Selections from “Album 11″, a sketchbook belonging to the French neoclassical painter and revolutionary Jacques-Louis David. The sketches are from his student years in Rome in the 1770s, a time in which he became obsessed with the ancient and Renaissance art to be found in the city. During this period he made well over 1000 “Roman sketches” and relied on them as a visual resource throughout his career. Once returned to Paris, David dismantled his sketchbooks and reorganised the leaves into albums according to type, numbering 12 in total. This 11th album – held by the Getty Research Institute and included in The Getty’s Open Content program – is mainly concerned with studies of the bas-reliefs and sculptures from prominent Italian collections, including the ancient Roman paintings unearthed in Pompeii and Herculaneum. David was arguably the most influential European artist of the late 18th century, his thoughtful style of “history painting” marking a change in the moral climate at a crucial time in European history: the end of the Ancien Regime and birth of the French Revolution. David, a close friend of the revolutionary leader Maximilien Robespierre, was an active supporter of the French Revolution (he voted for the execution […]

A Dangerous Man in the Pantheon

- October 2, 2013 in Articles, Denis Diderot, Encylopedié, Enlightenment, France, History, Literature, Panthéon, Philosophy, Rousseau, Voltaire

This October marks 300 years since the birth of French Enlightenment thinker Denis Diderot. Although perhaps best known for co-founding the Encylopédie, Philipp Blom argues for the importance of Diderot's philosophical writings and how they offer a pertinent alternative to the Enlightenment cult of reason spearheaded by his better remembered contemporaries Voltaire and Rousseau.

Engravings from a French Ice-Skating Manual (1813)

- August 20, 2013 in collections, dance, Digital Copy: Attribution, France, ice-skating, Images, Images-19th, Images-Engraving-Line, Images-People, sport, Underlying Work: PD Worldwide, Villanova Digital Library

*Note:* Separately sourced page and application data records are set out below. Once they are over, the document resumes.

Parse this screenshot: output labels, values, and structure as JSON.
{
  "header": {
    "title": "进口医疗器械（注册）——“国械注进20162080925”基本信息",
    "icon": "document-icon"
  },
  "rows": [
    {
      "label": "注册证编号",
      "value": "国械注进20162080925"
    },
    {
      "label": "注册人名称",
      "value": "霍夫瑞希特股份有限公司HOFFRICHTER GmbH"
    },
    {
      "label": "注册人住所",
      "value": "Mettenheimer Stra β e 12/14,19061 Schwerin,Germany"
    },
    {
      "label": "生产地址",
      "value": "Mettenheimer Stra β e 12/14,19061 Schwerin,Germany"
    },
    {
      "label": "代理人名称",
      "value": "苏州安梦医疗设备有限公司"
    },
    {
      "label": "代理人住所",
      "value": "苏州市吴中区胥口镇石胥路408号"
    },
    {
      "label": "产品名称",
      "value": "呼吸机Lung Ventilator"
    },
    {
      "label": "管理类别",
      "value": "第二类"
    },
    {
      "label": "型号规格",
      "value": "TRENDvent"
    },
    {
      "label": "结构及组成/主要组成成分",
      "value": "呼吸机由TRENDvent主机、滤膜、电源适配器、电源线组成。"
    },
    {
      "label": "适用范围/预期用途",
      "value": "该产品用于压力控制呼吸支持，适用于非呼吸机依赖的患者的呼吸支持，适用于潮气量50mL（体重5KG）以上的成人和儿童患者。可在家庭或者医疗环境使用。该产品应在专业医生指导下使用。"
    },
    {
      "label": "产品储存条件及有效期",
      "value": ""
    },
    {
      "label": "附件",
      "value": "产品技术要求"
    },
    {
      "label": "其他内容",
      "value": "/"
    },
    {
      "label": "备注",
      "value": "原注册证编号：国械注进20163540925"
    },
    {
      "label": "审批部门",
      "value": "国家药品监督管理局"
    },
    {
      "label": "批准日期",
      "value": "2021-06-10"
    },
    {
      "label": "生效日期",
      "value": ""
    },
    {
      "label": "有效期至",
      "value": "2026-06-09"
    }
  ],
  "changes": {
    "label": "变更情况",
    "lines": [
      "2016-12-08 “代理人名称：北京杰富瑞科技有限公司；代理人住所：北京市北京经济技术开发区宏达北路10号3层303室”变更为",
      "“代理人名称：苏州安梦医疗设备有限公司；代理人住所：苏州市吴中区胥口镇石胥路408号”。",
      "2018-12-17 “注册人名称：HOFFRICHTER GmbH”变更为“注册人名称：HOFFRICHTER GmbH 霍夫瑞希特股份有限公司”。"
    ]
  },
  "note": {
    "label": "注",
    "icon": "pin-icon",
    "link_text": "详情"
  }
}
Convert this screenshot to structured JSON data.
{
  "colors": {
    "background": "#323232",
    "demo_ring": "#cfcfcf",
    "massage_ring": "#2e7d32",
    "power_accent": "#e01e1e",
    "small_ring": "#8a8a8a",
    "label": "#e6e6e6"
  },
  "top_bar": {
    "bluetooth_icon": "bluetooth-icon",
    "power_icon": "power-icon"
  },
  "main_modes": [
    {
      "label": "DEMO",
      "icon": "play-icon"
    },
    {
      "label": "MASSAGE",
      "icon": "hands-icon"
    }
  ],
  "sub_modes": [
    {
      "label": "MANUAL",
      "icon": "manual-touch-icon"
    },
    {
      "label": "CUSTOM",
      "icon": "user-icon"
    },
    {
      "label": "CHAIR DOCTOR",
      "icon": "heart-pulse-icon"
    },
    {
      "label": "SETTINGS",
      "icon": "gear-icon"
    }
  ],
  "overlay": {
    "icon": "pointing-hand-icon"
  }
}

Coloured engravings from France’s first ice-skating manual Le Vrai Patineur (The True Skater) written by Jean Garcin, a book praised in Honoré de Balzac’s Illusions Perdues. As well as the aide of eight engraved plates, four of which are featured here, the manual details many movements and poses, putting an emphasis on artistry and grace in contrast to the more straightforward technical approach usually practised in England. The book is considered to be one of the earliest works in any language devoted entirely to ice-skating. Villanova Digital Library Underlying Work: PD Worldwide | Digital Copy: Share Alike Download: Right click on image or see source for higher res versions HELP TO KEEP US AFLOAT The Public Domain Review is a not-for-profit project and we rely on support from our readers to stay afloat. If you like what we do then please do consider making a donation. We welcome all contributions, big or small - everything helps! Become a Patron Small angel : £3.00 GBP - monthly Medium sized hero : £5.00 GBP - monthly Large emperor : £10.00 GBP - monthly Vast deity : £20.00 GBP - monthly Make a one off Donation SIGN UP TO THE NEWSLETTER Sign up […]